On the neighboring field, North Hills was putting together their own highlight reel, with handlers cutting deep, blades jumping over and past the wings, and threading low releases under the arms of the cup.

The finals was much less exciting than the semis. Whether it was fatigue, or that the wind had picked up, both teams seemed content to let their offense control their destiny -- well, with the exception of Rehder, who once again was a one-man highlight reel. Again, he scored close to half the points and got a couple big layout Ds. And of course, Seattle took home the cup. They did a great job making it out to Atlanta and the tournament was better because of it.


Anonymous said...

I'd like to hear from some of the Seattle kids, since they saw a bunch of Easterns teams and are relatively unbiased?

After playing Heritage, North Hills, Columbia, Paidiea, Grassburn and seeing Amherst, who wins Easterns?

Anonymous said...

I am not from seattle, but I was a part of the tournament (for Hopkins), After seeing an unreal amount of high school talent, I would have to stay that easterns could go anyway of Columbia, Amherst, North Hills, and Paideia.

Columbia- Super athletic, and maybe the only true possesion team at P-Cup, barely turned it over, and would bait, and convert on D after D.Really a fun team to play, and a very strong competitor in the east.

Amherst- Really nice team, with text book offense, I would say that the Tiina Booth Dynasty will continue with a strong finish and a run at an eastern championship.

North Hills- Wow, by far the most creative team at P Cup, they play unconventional, and that is why they are so good. No one in the east has yet to figure out their formula, and if someone doesnt it looks like a North Hills Easterns.

Paideia- My favorite games of the weekend involved Paideia. After seeing the battle between North Hills and Paideia, all doubters about Paideia were silenced. The Paideia v Hopkins game also showed that the team doesnt rely on individuals but a team effort. Paideia will make a run at easterns.

Asa Gotlieb # 23 Hurt

Anonymous said...

I'm from Seattle, I'd say North Hills would win Easterns by a longshot--they were definetly the most talented team we played. Colombia was very skilled as well, but they cracked under the pressure of us going on a run, and don't have the same skill that Ben and Alex from NH have.
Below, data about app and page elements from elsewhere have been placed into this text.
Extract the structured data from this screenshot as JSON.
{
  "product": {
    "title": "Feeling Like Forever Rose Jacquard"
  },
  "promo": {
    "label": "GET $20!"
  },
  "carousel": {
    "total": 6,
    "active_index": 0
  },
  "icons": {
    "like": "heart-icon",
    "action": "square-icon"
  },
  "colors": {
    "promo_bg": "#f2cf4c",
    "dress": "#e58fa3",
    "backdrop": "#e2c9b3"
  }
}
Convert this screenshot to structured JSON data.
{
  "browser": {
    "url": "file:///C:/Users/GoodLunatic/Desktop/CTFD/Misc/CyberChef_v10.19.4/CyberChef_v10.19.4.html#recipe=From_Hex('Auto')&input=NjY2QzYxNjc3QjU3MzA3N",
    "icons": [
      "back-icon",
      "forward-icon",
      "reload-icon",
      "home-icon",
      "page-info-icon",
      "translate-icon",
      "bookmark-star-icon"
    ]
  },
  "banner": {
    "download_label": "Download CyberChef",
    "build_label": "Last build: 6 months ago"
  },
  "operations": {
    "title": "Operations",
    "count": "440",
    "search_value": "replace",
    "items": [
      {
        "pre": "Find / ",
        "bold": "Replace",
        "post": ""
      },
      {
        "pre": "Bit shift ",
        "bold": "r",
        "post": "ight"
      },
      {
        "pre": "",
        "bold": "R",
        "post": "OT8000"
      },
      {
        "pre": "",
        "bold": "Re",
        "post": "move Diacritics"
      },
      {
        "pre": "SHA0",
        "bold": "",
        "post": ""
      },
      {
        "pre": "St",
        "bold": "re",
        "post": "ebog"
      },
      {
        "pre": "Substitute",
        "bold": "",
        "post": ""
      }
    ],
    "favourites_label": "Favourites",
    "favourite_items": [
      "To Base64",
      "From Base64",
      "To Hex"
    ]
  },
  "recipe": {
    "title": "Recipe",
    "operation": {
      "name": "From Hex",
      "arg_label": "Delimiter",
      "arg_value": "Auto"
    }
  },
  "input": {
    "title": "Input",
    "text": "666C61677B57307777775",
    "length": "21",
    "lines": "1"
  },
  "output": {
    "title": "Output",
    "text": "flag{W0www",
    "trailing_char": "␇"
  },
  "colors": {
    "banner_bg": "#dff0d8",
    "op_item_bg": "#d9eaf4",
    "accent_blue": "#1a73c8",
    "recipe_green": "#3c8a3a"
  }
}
Anonymous said...

Pennsbury all day.

Anonymous said...

2008 Easterns is completley up for grabs,but why not up for the defending champions? This is not going up due to the horrible comment before this and also is not coming from a Pennsbury player,but how arent these kids considered in the mix. They defeated North Hills and Columbia in championship games and took it last year. They Also have one solid junior worlds player,Isaac Saul. I know they may have a bad rep, but since they were not allowed into Paideia they are suddenly not a contender for the eastern champs! I beleive they have a strong shot as well.

Good Luck to all.

Anonymous said...

by your reasoning Paideia will beat you guys by 13 points in the final.

Anonymous said...
This comment has been removed by a blog administrator.
Anonymous said...

Yeah, Pennsbury has probably 3 worlds players in Elijah,Issaac, and Chez they all started either freshman year of Hs or earlier.. The entire Saul family layed out of the womb so by that reasoning another Pennsbury's got some fuel in the tank for some years.


Anonymous said...

Who is Chez? Last I knew they had Isaac who is a worlds player, beaches who is close to a worlds player, and Elijah who is a good player but not a worlds player. They have a young roster and will def put up numbers against some big teams, but might not have the experience that other teams have over them.

So I say do not count them out, but they still have to grow a lot as a team.

My money is on North Hills vs Woodside finals.


Anonymous said...

haha you can not be serious...beaCHES....CHEZ! CHEZ! CHEZ! CHEZ!...come on guy only one of the filthiest players on the east side. Never have i ever seen someone sky so many people day after day...getcha mind right

Anonymous said...

If Bechis got invited to the worlds tryout, he probably would have made it. He is a freak athlete with probably one of the best attitudes I have ever seen, complete workhorse and never opens his mouth, truly lets his game speak.